Work to complete:
From the entries below, say how many lines carry the word "class", and give nothing but the number.

Extracted material:
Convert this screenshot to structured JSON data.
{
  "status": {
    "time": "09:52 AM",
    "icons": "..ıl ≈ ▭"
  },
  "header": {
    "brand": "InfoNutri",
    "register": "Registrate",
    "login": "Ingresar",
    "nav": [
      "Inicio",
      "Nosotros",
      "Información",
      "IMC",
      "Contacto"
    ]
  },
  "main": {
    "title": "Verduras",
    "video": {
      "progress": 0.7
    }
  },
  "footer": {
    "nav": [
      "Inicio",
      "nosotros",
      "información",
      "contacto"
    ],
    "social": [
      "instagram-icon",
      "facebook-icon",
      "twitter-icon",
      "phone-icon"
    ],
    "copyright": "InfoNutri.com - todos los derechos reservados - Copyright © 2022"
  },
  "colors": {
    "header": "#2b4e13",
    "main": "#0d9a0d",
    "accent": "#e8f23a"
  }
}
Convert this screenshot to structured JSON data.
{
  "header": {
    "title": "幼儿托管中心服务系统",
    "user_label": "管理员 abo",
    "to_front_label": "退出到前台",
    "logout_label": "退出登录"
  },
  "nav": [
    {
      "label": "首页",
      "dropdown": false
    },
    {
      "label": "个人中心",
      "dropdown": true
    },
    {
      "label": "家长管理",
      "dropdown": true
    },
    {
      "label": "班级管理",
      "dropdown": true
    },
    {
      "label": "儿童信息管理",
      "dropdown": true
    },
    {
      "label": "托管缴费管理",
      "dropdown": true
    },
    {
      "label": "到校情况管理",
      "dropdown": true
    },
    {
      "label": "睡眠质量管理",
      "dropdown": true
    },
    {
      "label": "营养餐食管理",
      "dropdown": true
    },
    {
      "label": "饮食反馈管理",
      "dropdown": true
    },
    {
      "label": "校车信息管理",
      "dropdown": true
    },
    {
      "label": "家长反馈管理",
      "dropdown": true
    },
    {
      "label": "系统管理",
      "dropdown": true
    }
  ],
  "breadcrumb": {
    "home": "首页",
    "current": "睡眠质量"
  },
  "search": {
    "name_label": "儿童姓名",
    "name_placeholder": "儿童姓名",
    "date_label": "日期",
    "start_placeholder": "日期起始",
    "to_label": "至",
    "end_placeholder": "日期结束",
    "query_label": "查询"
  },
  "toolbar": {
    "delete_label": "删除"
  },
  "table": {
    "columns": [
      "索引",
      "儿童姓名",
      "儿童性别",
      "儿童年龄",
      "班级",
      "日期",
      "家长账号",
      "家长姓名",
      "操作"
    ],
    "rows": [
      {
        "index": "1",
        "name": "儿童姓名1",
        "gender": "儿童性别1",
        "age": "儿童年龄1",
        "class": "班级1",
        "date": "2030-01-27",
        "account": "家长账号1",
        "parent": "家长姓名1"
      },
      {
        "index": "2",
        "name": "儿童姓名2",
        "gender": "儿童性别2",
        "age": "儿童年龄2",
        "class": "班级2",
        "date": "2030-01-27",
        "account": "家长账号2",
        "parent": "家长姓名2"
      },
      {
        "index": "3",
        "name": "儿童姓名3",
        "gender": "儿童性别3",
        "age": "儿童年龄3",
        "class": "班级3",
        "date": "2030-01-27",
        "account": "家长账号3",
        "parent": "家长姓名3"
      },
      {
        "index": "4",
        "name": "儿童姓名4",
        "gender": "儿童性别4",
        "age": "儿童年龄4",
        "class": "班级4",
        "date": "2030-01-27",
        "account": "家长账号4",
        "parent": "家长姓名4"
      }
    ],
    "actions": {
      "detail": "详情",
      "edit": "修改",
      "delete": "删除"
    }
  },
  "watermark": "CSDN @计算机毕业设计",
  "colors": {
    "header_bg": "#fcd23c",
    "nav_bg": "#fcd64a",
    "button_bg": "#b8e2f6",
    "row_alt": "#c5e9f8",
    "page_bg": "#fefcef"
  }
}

Task answer:
4